Though there are no lab tests, brain scans, or any other type of medical tests or other physical evidence to prove the existence of any mental disorder, psychiatrists continue to label millions of Americans with “mental illnesses” and to prescribe dangerous, mind-altering drugs to “medicate” diseases that are not there.  These psychiatric drugs cause 700,000 adverse drug reactions and an estimated 42,000 deaths each year, and the numbers continue to climb.

CCHR International documented the unholy alliance between psychiatry and the pharmaceutical companies in its award-winning documentary, “Making a Killing: The Untold Story of Psychotropic Drugging,” which can be viewed online.

Essential to this highly entrenched, well-greased money-making machine are the pharmaceutical sales representatives who pitch the drugs to doctors.  Gwen Olsen is a former top-level pharmaceutical rep for some of the biggest drug companies in the industry. Through personal experiences, including the suicide of her niece while in withdrawal from prescribed psychiatric drugs, Olsen turned whistleblower and is now exposing the deception and corruption prevalent in this industry.

Concerning selling drugs to psychiatrists, Olsen says this in part in a recent interview:

“The pharmaceutical industry makes so much fun of the psychiatric profession that it’s not even funny. They actually refer to psychiatrists as ‘drug whores’…. because they have no loyalty to any one company or product, it’s whoever is paying them at the time.

“…[T]hey were not held in very high regard. My colleagues and I looked down on them as though they were a ‘lower class’ quasi-physician.  Because we knew that they didn’t do anything scientifically, it was all subjective diagnosis in nature, dependent on third-party observation of symptoms.

“So they were easy to sell drugs to.”

If you or someone you know has been harmed by a psychiatrist or other mental health worker, please contact us privately by clicking here or call 303-789-5225.  All information will be kept in the strictest confidence.
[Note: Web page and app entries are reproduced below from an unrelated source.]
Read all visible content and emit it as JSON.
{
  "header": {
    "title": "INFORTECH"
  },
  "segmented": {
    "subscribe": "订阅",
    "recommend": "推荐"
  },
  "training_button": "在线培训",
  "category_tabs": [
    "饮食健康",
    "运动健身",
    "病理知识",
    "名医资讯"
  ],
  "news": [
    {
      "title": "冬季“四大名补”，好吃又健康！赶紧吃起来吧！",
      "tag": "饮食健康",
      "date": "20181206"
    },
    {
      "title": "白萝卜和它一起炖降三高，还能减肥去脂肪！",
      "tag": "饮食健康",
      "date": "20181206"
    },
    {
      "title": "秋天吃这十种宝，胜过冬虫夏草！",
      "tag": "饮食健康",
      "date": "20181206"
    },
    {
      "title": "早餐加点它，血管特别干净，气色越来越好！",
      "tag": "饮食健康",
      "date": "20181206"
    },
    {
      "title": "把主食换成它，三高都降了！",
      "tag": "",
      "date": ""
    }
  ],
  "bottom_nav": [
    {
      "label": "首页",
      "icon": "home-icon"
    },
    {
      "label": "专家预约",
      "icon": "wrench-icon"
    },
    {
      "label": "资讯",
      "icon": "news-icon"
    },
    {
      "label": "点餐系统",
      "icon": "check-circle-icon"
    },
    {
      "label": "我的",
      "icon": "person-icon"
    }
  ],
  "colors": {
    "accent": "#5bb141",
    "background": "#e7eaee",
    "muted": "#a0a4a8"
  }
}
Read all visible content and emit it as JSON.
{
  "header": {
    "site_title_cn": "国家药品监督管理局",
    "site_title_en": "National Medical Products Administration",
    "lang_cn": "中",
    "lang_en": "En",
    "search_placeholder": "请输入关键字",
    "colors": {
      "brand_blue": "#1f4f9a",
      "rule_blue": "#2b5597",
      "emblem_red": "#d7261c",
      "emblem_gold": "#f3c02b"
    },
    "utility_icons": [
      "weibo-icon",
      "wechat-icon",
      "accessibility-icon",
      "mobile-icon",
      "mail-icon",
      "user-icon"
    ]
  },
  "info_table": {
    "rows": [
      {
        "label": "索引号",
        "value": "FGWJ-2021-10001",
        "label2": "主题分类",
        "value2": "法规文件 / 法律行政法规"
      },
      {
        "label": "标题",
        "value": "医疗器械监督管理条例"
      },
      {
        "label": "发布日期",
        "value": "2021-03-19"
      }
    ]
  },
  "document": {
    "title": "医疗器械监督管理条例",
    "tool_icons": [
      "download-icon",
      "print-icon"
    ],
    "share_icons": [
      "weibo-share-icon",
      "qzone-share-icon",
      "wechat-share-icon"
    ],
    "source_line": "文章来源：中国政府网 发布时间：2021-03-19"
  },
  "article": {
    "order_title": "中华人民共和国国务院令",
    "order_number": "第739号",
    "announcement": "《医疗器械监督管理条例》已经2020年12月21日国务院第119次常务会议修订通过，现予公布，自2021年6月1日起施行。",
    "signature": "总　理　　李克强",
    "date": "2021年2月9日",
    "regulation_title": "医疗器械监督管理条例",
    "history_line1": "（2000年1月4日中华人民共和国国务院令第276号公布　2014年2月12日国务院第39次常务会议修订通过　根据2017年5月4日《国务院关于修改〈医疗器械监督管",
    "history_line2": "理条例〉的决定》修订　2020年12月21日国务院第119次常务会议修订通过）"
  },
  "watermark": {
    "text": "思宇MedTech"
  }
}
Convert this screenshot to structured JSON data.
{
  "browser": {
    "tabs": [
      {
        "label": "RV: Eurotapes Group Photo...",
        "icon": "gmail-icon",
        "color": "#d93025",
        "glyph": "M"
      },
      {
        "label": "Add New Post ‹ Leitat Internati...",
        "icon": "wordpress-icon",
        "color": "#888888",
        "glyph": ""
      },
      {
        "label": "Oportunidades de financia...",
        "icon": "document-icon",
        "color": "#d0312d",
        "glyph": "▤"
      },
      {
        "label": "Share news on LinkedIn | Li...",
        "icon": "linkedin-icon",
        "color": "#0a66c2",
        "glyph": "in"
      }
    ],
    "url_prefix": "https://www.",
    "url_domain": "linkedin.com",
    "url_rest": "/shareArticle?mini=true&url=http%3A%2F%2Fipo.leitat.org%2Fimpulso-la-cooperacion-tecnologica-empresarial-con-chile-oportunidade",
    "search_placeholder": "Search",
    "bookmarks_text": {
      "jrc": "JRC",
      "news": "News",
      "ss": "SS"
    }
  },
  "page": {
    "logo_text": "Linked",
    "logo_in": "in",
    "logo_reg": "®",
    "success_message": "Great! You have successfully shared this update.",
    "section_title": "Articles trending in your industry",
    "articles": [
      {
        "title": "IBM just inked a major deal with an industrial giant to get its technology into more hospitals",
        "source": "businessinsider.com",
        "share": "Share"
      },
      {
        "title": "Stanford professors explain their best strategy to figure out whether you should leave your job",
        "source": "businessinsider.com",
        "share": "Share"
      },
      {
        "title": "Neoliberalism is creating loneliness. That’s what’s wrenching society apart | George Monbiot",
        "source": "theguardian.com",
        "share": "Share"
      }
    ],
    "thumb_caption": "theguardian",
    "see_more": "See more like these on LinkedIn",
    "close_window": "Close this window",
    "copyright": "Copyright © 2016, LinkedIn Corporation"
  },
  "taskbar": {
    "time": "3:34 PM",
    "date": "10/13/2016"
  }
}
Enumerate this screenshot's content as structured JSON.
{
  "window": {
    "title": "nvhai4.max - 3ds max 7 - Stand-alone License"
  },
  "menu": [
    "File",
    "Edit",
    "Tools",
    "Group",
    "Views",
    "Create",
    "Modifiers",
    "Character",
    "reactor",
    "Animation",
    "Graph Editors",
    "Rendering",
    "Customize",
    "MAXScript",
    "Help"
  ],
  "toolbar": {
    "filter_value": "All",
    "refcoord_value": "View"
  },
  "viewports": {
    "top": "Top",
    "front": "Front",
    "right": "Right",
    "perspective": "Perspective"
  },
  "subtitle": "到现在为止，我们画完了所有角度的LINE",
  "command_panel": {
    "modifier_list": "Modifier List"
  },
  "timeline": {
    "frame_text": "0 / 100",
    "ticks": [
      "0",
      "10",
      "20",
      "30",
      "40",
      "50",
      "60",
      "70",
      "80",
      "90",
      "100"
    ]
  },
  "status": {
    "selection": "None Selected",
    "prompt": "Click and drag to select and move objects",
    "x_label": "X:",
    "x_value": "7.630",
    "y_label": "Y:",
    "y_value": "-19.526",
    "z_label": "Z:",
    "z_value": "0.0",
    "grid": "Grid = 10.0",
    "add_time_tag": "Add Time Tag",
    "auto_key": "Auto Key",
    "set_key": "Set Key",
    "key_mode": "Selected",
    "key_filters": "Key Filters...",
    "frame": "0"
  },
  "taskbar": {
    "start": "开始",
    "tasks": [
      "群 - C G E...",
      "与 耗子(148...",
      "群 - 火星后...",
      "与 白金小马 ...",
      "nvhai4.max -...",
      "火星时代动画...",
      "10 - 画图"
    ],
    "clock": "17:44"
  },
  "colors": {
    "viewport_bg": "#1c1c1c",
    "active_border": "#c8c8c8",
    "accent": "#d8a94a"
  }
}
RSS
Facebook
Google+
http://psychiatricfraud.org/2011/04/the-easy-job-of-pitching-drugs-to-psychiatrists/